Stored items from a collection

⟨

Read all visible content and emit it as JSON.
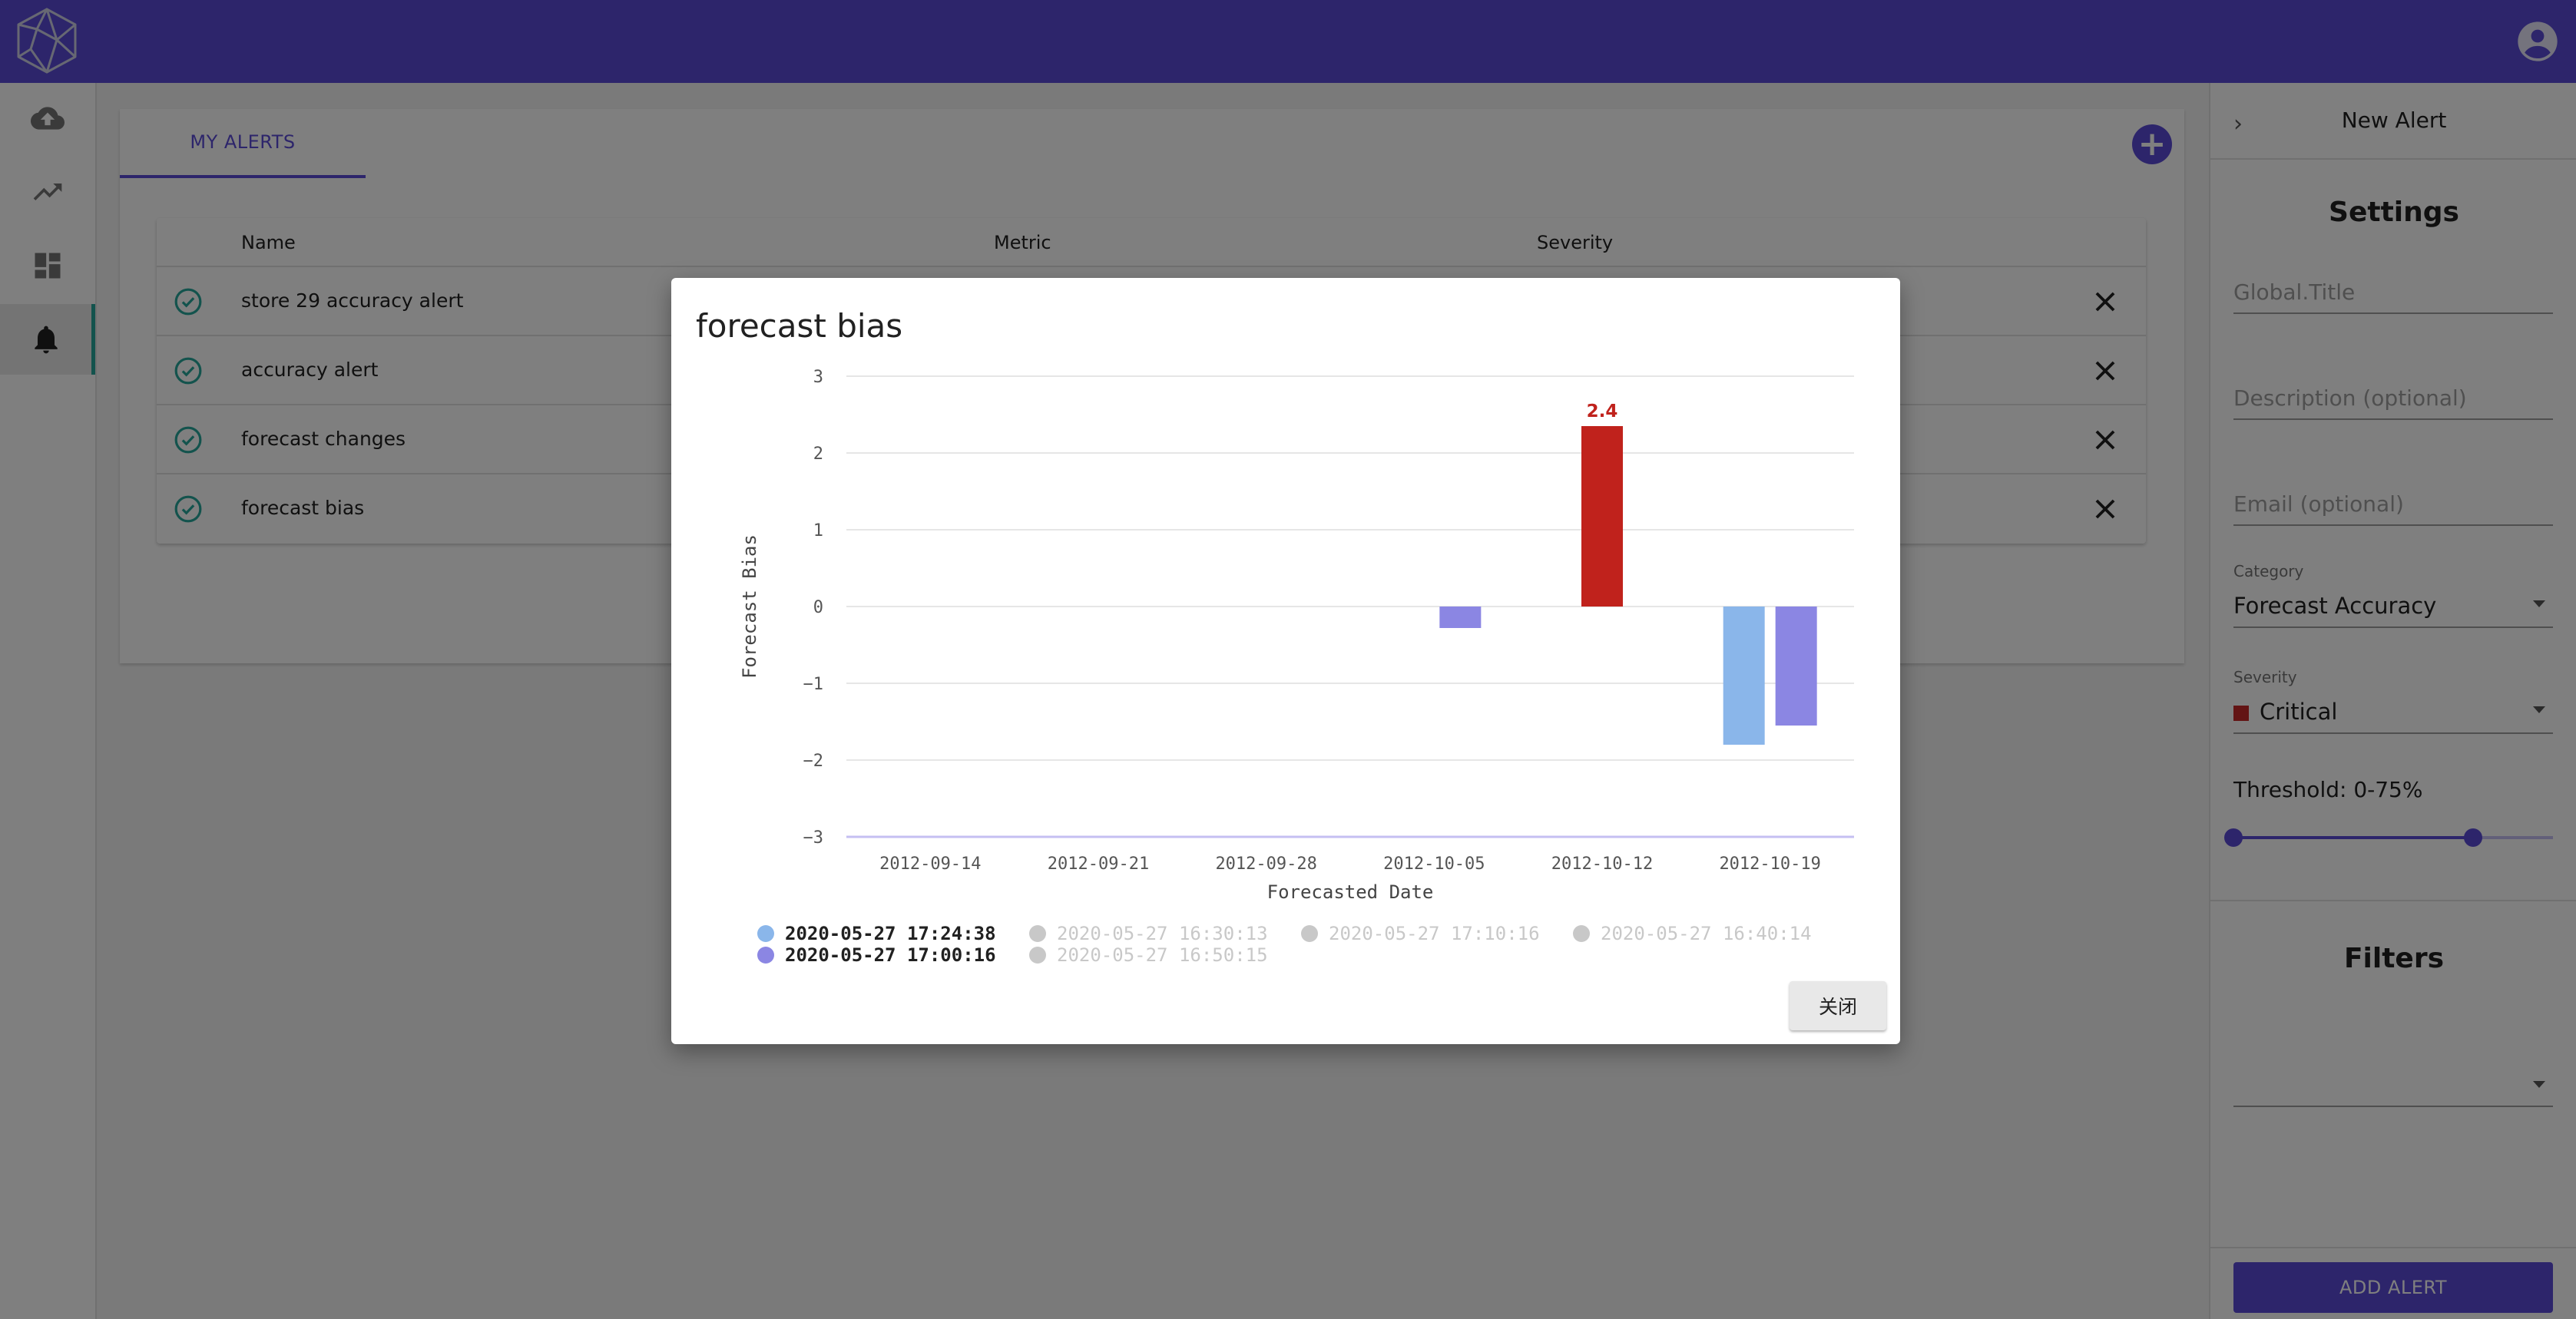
{
  "header": {
    "logo_icon": "polyhedron-logo-icon",
    "account_icon": "account-circle-icon",
    "color": "#5b4bd6"
  },
  "rail": {
    "items": [
      {
        "icon": "cloud-upload-icon"
      },
      {
        "icon": "trending-up-icon"
      },
      {
        "icon": "dashboard-icon"
      },
      {
        "icon": "bell-icon",
        "active": true
      }
    ]
  },
  "main": {
    "tab_label": "MY ALERTS",
    "add_icon": "plus-icon",
    "table": {
      "columns": [
        "Name",
        "Metric",
        "Severity"
      ],
      "rows": [
        {
          "name": "store 29 accuracy alert"
        },
        {
          "name": "accuracy alert"
        },
        {
          "name": "forecast changes"
        },
        {
          "name": "forecast bias"
        }
      ]
    }
  },
  "panel": {
    "title": "New Alert",
    "settings_title": "Settings",
    "title_placeholder": "Global.Title",
    "description_placeholder": "Description (optional)",
    "email_placeholder": "Email (optional)",
    "category_label": "Category",
    "category_value": "Forecast Accuracy",
    "severity_label": "Severity",
    "severity_value": "Critical",
    "severity_color": "#c62828",
    "threshold_label": "Threshold: 0-75%",
    "threshold_range": [
      0,
      75
    ],
    "filters_title": "Filters",
    "add_button": "ADD ALERT"
  },
  "dialog": {
    "title": "forecast bias",
    "close_label": "关闭"
  },
  "chart_data": {
    "type": "bar",
    "xlabel": "Forecasted Date",
    "ylabel": "Forecast Bias",
    "categories": [
      "2012-09-14",
      "2012-09-21",
      "2012-09-28",
      "2012-10-05",
      "2012-10-12",
      "2012-10-19"
    ],
    "ylim": [
      -3,
      3
    ],
    "yticks": [
      "3",
      "2",
      "1",
      "0",
      "−1",
      "−2",
      "−3"
    ],
    "grid": true,
    "series": [
      {
        "name": "2020-05-27 17:24:38",
        "color": "#8ab6ea",
        "visible": true,
        "values": [
          null,
          null,
          null,
          null,
          null,
          -1.8
        ]
      },
      {
        "name": "2020-05-27 17:00:16",
        "color": "#8b86e3",
        "visible": true,
        "values": [
          null,
          null,
          null,
          -0.28,
          null,
          -1.55
        ]
      },
      {
        "name": "2020-05-27 16:30:13",
        "color": "#c8c8c8",
        "visible": false,
        "values": []
      },
      {
        "name": "2020-05-27 16:50:15",
        "color": "#c8c8c8",
        "visible": false,
        "values": []
      },
      {
        "name": "2020-05-27 17:10:16",
        "color": "#c8c8c8",
        "visible": false,
        "values": []
      },
      {
        "name": "2020-05-27 16:40:14",
        "color": "#c8c8c8",
        "visible": false,
        "values": []
      }
    ],
    "highlight": {
      "category": "2012-10-12",
      "value": 2.35,
      "label": "2.4",
      "color": "#c0221c"
    },
    "legend_position": "bottom"
  }
}
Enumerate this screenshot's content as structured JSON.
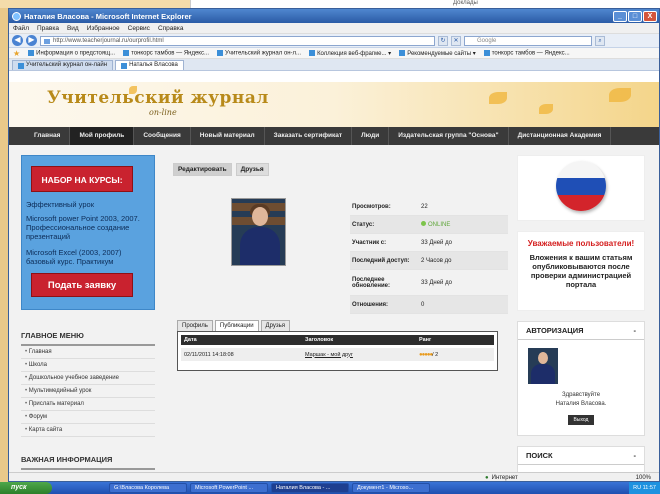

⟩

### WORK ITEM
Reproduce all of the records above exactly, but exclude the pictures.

### ANSWER TO THIS PROBLEM
Read all visible content and emit it as JSON.
{
  "header": {
    "logo_icon": "polyhedron-logo-icon",
    "account_icon": "account-circle-icon",
    "color": "#5b4bd6"
  },
  "rail": {
    "items": [
      {
        "icon": "cloud-upload-icon"
      },
      {
        "icon": "trending-up-icon"
      },
      {
        "icon": "dashboard-icon"
      },
      {
        "icon": "bell-icon",
        "active": true
      }
    ]
  },
  "main": {
    "tab_label": "MY ALERTS",
    "add_icon": "plus-icon",
    "table": {
      "columns": [
        "Name",
        "Metric",
        "Severity"
      ],
      "rows": [
        {
          "name": "store 29 accuracy alert"
        },
        {
          "name": "accuracy alert"
        },
        {
          "name": "forecast changes"
        },
        {
          "name": "forecast bias"
        }
      ]
    }
  },
  "panel": {
    "title": "New Alert",
    "settings_title": "Settings",
    "title_placeholder": "Global.Title",
    "description_placeholder": "Description (optional)",
    "email_placeholder": "Email (optional)",
    "category_label": "Category",
    "category_value": "Forecast Accuracy",
    "severity_label": "Severity",
    "severity_value": "Critical",
    "severity_color": "#c62828",
    "threshold_label": "Threshold: 0-75%",
    "threshold_range": [
      0,
      75
    ],
    "filters_title": "Filters",
    "add_button": "ADD ALERT"
  },
  "dialog": {
    "title": "forecast bias",
    "close_label": "关闭"
  },
  "chart_data": {
    "type": "bar",
    "xlabel": "Forecasted Date",
    "ylabel": "Forecast Bias",
    "categories": [
      "2012-09-14",
      "2012-09-21",
      "2012-09-28",
      "2012-10-05",
      "2012-10-12",
      "2012-10-19"
    ],
    "ylim": [
      -3,
      3
    ],
    "yticks": [
      "3",
      "2",
      "1",
      "0",
      "−1",
      "−2",
      "−3"
    ],
    "grid": true,
    "series": [
      {
        "name": "2020-05-27 17:24:38",
        "color": "#8ab6ea",
        "visible": true,
        "values": [
          null,
          null,
          null,
          null,
          null,
          -1.8
        ]
      },
      {
        "name": "2020-05-27 17:00:16",
        "color": "#8b86e3",
        "visible": true,
        "values": [
          null,
          null,
          null,
          -0.28,
          null,
          -1.55
        ]
      },
      {
        "name": "2020-05-27 16:30:13",
        "color": "#c8c8c8",
        "visible": false,
        "values": []
      },
      {
        "name": "2020-05-27 16:50:15",
        "color": "#c8c8c8",
        "visible": false,
        "values": []
      },
      {
        "name": "2020-05-27 17:10:16",
        "color": "#c8c8c8",
        "visible": false,
        "values": []
      },
      {
        "name": "2020-05-27 16:40:14",
        "color": "#c8c8c8",
        "visible": false,
        "values": []
      }
    ],
    "highlight": {
      "category": "2012-10-12",
      "value": 2.35,
      "label": "2.4",
      "color": "#c0221c"
    },
    "legend_position": "bottom"
  }
}
Enumerate this screenshot's content as structured JSON.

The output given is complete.